First of all, the name is wrong. We can start by leaving out the numbers. Those should only be included when the name would otherwise be ambiguous, which is not the case here. Next, ‘azo’ means a R – N = N – R’ group, where R and R’ stand for other functional groups. The – N = N = N group is actually called an azide. The name of this compound is azido-propadiene. It doesn’t surprise me that the person who designed this challenge didn’t know the proper name, as azides are quite exotic molecules.

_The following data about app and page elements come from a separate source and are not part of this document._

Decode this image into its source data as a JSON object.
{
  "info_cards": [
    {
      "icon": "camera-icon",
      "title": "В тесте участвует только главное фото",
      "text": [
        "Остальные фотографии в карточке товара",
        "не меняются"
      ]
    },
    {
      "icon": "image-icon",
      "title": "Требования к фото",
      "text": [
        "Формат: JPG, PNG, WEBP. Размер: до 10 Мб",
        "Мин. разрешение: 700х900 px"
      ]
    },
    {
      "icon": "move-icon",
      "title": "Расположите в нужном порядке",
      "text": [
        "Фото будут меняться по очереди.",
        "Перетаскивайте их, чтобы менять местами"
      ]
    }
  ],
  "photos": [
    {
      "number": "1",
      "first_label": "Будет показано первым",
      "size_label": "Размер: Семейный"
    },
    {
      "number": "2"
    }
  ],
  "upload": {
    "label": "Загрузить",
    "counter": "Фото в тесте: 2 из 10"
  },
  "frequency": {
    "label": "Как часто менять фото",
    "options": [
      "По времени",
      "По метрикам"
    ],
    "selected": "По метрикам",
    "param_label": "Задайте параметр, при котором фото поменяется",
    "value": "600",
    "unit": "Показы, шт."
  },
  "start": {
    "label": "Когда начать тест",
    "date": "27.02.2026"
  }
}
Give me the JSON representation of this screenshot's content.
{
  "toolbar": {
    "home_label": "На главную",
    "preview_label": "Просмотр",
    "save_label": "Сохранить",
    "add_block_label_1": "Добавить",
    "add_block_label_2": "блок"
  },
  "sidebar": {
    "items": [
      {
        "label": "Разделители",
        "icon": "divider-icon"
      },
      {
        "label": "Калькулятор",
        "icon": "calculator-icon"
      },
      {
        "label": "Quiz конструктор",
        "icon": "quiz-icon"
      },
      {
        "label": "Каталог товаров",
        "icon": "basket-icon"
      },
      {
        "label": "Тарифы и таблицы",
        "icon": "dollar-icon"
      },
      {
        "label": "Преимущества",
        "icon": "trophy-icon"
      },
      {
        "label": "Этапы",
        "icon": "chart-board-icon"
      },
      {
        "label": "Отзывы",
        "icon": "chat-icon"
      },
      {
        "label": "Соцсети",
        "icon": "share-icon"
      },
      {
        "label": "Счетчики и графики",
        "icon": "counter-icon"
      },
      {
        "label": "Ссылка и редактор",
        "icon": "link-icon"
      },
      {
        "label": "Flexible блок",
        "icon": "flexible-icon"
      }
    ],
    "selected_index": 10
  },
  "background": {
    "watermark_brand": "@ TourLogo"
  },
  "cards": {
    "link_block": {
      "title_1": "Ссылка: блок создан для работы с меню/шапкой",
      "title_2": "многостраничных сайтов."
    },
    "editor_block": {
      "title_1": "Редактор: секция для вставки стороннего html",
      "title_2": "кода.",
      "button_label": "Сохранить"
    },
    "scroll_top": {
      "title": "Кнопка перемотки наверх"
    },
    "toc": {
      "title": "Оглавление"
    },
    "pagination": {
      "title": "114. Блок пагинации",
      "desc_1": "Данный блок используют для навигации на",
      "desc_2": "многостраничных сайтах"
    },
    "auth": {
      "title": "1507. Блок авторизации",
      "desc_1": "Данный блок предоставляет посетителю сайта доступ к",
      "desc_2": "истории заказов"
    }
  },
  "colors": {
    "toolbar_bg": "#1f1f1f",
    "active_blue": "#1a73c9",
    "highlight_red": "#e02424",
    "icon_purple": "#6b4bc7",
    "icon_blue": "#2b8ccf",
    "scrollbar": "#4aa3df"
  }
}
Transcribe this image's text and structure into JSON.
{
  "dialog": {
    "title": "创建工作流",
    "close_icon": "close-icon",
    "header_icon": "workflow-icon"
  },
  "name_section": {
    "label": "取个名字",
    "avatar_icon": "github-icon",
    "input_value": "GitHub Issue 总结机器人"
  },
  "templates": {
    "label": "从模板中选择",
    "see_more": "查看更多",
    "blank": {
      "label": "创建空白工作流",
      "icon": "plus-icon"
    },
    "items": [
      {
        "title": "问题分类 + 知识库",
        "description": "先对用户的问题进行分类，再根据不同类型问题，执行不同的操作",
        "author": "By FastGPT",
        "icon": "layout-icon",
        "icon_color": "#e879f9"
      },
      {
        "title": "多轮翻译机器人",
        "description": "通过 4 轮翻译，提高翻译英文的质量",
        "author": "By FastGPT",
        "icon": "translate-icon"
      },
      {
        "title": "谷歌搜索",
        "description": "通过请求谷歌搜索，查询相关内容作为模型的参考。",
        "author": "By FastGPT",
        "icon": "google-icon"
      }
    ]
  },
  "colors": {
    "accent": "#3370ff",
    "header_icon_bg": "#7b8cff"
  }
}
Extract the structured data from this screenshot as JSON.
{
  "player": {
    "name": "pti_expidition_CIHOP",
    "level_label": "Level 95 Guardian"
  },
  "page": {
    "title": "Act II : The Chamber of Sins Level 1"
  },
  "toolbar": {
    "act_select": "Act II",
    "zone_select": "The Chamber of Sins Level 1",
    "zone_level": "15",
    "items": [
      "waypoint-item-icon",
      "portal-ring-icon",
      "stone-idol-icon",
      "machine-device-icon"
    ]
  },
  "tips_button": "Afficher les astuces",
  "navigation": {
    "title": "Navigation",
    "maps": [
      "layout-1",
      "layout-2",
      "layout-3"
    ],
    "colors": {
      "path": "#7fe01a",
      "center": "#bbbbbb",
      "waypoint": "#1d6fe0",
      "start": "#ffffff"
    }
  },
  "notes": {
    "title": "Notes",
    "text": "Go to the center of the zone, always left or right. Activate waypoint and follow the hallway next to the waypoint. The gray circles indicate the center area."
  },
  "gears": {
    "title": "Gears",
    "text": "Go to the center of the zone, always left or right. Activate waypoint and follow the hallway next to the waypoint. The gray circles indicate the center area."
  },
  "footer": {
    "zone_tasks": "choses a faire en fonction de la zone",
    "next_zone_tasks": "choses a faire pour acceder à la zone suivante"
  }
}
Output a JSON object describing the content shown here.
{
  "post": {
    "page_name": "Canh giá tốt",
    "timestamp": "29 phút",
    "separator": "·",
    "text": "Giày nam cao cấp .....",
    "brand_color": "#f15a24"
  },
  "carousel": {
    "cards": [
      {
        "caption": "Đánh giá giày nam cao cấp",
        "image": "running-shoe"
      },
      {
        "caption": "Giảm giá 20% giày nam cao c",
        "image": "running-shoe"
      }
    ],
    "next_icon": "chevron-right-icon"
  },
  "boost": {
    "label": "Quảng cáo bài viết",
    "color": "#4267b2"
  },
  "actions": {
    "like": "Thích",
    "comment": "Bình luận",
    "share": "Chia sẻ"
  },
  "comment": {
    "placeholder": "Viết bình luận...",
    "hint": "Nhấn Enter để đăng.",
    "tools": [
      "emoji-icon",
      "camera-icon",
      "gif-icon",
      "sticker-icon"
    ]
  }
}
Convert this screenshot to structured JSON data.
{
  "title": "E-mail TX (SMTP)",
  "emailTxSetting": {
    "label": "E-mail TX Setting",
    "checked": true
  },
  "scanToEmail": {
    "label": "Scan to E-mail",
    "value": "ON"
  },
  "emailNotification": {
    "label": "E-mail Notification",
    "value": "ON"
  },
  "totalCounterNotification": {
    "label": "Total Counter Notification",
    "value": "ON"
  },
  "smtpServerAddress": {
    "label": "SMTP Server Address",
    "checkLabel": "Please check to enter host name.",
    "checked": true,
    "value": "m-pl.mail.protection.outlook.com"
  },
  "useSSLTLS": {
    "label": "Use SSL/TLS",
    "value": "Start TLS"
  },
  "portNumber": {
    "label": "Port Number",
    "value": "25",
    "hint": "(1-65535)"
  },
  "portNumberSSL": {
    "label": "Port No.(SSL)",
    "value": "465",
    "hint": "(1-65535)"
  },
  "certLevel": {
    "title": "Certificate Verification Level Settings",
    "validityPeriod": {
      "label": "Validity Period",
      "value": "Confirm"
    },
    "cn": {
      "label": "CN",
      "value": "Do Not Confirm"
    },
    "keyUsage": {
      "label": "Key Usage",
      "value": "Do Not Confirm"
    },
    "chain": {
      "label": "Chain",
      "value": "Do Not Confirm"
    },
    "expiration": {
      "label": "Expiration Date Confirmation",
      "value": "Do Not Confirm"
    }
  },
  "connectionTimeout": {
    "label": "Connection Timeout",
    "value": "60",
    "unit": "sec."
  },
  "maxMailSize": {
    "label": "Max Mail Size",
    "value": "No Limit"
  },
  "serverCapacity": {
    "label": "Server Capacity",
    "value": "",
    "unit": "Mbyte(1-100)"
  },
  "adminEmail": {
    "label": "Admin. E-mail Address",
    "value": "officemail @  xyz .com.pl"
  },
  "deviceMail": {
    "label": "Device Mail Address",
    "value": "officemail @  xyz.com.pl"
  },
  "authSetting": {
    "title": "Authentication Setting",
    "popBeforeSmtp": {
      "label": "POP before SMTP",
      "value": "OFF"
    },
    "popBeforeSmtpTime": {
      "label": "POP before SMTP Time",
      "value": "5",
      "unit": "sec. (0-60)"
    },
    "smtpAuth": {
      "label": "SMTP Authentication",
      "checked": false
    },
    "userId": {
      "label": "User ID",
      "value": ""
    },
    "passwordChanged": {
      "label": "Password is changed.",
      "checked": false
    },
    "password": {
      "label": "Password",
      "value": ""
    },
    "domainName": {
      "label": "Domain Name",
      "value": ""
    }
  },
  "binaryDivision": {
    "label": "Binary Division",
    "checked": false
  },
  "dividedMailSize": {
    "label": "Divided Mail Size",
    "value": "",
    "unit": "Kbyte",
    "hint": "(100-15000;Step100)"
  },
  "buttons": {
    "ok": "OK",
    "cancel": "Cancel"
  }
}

Let’s take a look at the actual molecule. A relatively large part of it consists of nitrogen atoms. One rule of thumb in organic chemistry is that compounds with many nitrogens tend to be unstable, explosively so. The nitrogens can free a whole lot of energy by forming nitrogen gas N2. Examples of explosive nitrogen compounds are trinitrotoluene (TNT) and nitroglycerine.
Another thing that’s interesting is the number of bonds on each nitrogen. ‘Regular’ nitrogen can have three bonds, but SpaceChem allows five. This has to do with the fact that the valency (amount of bonds on an atom) changes if an atom gets charged. The maximum bond numbers in SpaceChem are a bit strange and inconsistent. It seems they just picked whatever allows for the most interesting real life molecules. Anyway, the azide nitrogens have 3, 4 and 2 bonds. This is chemically valid, because the middle nitrogen actually has a + charge and the final one has a – charge.

Now, azides have been known for a century and a half, and some are actually relatively stable. I mean, they don’t just explode from an angry stare, you actually have to shake them a bit or something. The most common one is sodium azide NaN3, which is used in car air bags. When disturbed by heat or electricity, it quickly decomposes, forming a lot of nitrogen gas. Another interesting azide is found in zidovudine/AZT/retrovir, the most common drug used in AIDS therapy. It is simply a thymidine (building block of DNA) with an azide attached. The DNA replication mechanism of the HIV-virus gets (partially) blocked when it encounters this thymidine analogue.

Our compound has C = C double bonds, which change its chemistry completely. Scientists were unable to synthesize compouns with an azide and 2 C = C bonds until two decades ago. But they finally found a way. They discovered that these compounds are rather unstable, as expected. They can only exist for a few seconds, but that’s long enough to quickly analyze and determine the structure. Azido-propadiene then reforms into a cyclic structure called a triazole:

It will react further into other compounds from there.

Azido-propadiene has no known uses except for chemical novelty and reminding me that we can make some crazy molecules if we try hard enough. I learned something new and interesting today, and as far as I'm concerned that's always a good thing .

Feasibility of the reaction
Net reaction: 3 HCN --> C3H3N3
Feasibility: low

See how many bonds you need to break and create at once? That’s just not going to happen.

According to the source I found, Azido-propadiene was prepared from iodo-propadiene. That’s propadiene with one H replaced by a iodine atom. In a substitution reaction, the iodine was replaced by N = N = N from a certain large azido compound. Nearly all azido compounds are made from sodium azide, which is synthesized from N2O and NaNH2.